Harold was born in 1931 into a farming family in eastern Kansas. There were two girls and two boys in the family. His dad's farm was 300 acres and had wheat and cattle. Harold drove tractors, milked the cows and fed the hogs. Harold remembers how exceptionally hard things were during the 1930s. He never was able to go to high school.

As a young boy, Harold remembers daytime turning as dark as night, the street lights came on during the day. There was a major dust storm. Harold's grandpa lived close by school and told Harold not to ride his mare home from school – it was too dusty. It was 5 miles between home and school. Grandpa told him to walk home that day. Horses played such a vital role in daily life; they were drilled from a very young age to take very good care of the horses.

Harold's dad talked to the draft board and got him a deferment, but Harold wanted no part of that. He wanted to serve his country just like the other boys from his hometown. He joined the Army and was sent to Fort Leavenworth, then went on to Camp Walters in Texas and one stop to Fort Meade, Maryland, then directly to Africa. It was 129 degrees there and the weather had a profound effect on the troops.

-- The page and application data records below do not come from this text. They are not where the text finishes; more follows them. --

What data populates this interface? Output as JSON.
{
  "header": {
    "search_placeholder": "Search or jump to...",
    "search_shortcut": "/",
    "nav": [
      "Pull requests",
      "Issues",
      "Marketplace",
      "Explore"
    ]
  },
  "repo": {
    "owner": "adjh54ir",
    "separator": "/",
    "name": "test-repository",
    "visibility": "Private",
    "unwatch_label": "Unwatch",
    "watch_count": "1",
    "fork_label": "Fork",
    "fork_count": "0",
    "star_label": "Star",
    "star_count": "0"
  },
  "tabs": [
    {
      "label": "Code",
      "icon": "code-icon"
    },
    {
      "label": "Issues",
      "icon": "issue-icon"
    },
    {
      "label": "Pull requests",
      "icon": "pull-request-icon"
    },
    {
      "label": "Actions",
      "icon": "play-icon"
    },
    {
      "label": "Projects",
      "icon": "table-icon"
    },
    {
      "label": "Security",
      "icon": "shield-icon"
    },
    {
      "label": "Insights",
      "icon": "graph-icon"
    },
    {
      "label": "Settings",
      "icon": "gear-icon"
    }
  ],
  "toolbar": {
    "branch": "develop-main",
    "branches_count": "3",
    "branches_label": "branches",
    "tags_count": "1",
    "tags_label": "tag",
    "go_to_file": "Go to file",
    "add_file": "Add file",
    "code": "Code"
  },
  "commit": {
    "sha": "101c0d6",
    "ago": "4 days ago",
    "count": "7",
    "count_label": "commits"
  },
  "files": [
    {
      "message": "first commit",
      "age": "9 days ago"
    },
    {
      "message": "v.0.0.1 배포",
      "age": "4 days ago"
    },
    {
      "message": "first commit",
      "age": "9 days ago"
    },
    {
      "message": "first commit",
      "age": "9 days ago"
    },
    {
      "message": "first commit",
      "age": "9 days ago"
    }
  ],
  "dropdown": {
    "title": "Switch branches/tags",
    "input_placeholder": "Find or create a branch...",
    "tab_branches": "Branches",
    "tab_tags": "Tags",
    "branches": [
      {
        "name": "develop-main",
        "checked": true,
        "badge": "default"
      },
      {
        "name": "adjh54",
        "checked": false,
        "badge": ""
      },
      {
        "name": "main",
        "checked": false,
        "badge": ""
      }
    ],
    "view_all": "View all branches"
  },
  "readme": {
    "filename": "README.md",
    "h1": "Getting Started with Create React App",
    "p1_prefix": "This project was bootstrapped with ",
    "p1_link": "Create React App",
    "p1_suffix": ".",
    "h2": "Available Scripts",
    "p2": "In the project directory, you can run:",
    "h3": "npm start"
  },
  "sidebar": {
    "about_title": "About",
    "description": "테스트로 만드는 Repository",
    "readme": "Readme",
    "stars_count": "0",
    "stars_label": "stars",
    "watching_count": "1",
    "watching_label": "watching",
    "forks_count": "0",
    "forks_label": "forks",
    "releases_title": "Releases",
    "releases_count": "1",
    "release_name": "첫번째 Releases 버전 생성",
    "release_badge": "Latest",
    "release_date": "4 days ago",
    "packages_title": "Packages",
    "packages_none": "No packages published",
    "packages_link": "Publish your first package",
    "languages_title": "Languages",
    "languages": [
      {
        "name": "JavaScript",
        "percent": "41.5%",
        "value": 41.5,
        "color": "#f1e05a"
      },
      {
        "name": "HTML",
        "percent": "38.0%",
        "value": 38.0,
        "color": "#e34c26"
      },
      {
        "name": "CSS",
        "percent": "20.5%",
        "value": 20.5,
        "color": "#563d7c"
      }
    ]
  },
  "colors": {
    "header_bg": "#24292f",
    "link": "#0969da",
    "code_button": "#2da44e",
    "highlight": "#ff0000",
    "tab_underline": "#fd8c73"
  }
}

Harold was being trained as a rifleman. They marched 40 miles on training days, and Harold's feet were torn up, bloody and blistered. Harold was issued a Browning automatic rifle that weighed 200 pounds. He remembers that the water was contaminated, but they had to keep walking the 40 miles and water was being rationed. This tested the limits of a man's temperament.

They landed in Casablanca and 40 of their men were killed immediately. They were shot at daily and half of every night and had to endure listening to shells being fired their way. They were in trenches with hardly any water. On top of that, they were losing a lot of men. Harold felt hopeless at times.

They moved on to Sicily where they could see the German tanks and trucks. They were trying to get the Germans to surrender and they were still losing many men. They continued moving on.

Occasionally they were taken off of the front lines to rest and attend a dance that was a much needed break because the Germans were really attacking them hard. They would go out on patrol at night and bullets would be flying everywhere. They never knew if they would make it back alive. They couldn't see until a shell landed close by and lit up the night. Harold was in the 3rd Infantry, they knew they were a target of the Germans.

Harold received a Purple Heart. Shrapnel hit him and it had to be pulled out with pliers. He was shot at and injured repeatedly. He remembers one time when he and four or five guys were patrolling on a trail, a German fired his gun and hit Harold in the wrist.

They were ready to cross the Rhine River; they were just waiting for orders. They could see the German tanks and the anticipation was building. Harold knew deep down that if he had to cross the river, he would not make it across alive. Harold would always get a little warning, or feeling that told him when danger was near.

Harold was responsible for reporting the number of injured and killed on a daily basis to the battalion commanders. It was an emotionally draining task.

The Sergeant Major gave Harold papers to go home after 400 days on the front lines. Harold had mixed feelings about leaving because he knew what his buddies were up against.

Harold was loaded onto a troop transport ship; it looked like a banana boat. They traveled out into the ocean and met up with the Queen Elizabeth. They pulled up as close as they could to it and climbed aboard for the rest of the trip home.

When Harold saw the Statue of Liberty as they entered New York Harbor, the world seemed to be spinning because he was so excited to be home.

Harold held various jobs after returning home. He first began work as an engineer for the Department of Agriculture. He then became a grain inspector for the State of Kansas and was responsible for 21 counties. Later Harold went to work for the bank in Greeley, Kansas, and worked there for 51 years. He just recently retired from the bank.

Harold enjoys playing guitar for anyone willing to listen and says that he was one happy person to get back to this country alive.

Peggy Sowders, a city of Independence staff member, compiles stories from veterans from around the area at the Truman Memorial Building. Contact her at psowders@indepmo.org  or 816-325-7979 if you are interested in helping a veteran tell his or her story.